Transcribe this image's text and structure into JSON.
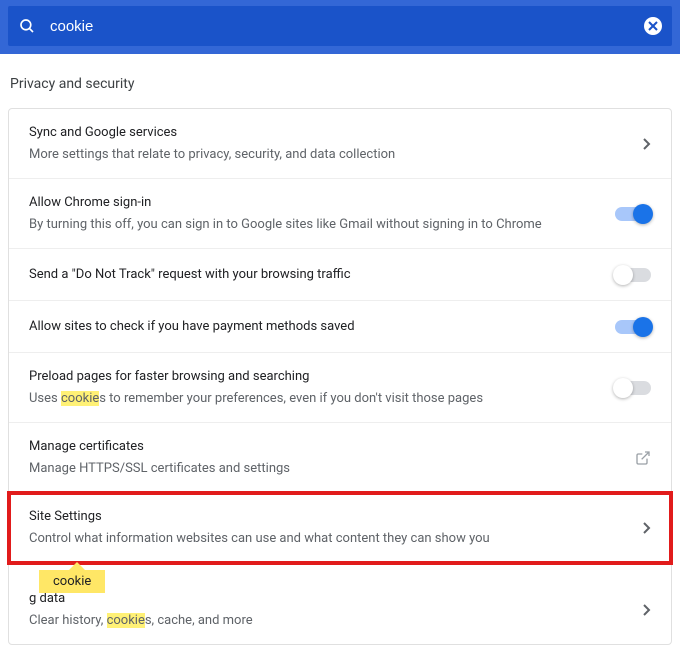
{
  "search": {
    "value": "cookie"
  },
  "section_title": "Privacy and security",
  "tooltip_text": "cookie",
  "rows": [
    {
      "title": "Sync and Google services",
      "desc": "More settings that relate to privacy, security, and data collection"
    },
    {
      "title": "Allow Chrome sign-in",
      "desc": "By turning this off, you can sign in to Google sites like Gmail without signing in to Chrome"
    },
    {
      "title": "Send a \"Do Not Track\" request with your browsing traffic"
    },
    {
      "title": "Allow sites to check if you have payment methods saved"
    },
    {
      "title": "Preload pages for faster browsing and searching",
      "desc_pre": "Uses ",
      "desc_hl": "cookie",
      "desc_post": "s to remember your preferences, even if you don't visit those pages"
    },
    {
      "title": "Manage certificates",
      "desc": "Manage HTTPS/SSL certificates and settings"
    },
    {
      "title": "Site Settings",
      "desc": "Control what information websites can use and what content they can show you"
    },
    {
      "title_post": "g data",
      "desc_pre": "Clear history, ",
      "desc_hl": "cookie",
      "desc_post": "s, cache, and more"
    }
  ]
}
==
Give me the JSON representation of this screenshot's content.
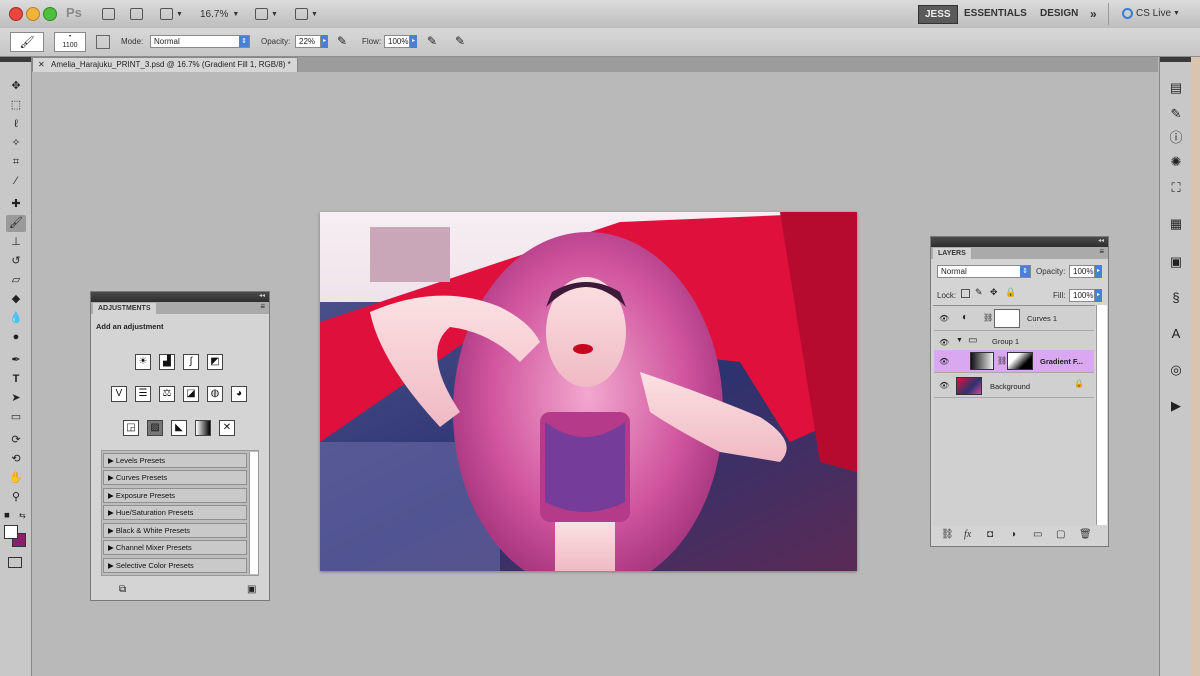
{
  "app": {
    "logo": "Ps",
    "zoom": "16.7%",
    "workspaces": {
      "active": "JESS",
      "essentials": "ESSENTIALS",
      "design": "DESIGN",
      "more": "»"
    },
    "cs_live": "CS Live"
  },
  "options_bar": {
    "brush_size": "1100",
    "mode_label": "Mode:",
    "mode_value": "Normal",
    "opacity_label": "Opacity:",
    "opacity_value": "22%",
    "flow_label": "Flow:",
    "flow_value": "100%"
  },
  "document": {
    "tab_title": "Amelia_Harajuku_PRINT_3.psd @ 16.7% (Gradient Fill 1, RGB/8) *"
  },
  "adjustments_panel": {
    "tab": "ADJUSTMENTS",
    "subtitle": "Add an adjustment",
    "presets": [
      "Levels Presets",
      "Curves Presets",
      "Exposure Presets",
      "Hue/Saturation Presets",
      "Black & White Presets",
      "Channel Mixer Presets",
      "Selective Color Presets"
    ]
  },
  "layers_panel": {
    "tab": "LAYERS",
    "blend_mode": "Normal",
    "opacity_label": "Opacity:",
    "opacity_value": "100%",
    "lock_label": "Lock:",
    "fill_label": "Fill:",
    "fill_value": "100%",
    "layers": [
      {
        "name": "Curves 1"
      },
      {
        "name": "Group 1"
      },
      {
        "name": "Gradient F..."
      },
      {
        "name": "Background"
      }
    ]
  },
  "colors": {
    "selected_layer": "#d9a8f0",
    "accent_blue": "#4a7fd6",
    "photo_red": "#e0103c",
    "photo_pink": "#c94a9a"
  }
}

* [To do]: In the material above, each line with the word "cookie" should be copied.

* [Response area]:
    "value": "cookie"
  "tooltip_text": "cookie",
      "desc_hl": "cookie",
      "desc_hl": "cookie",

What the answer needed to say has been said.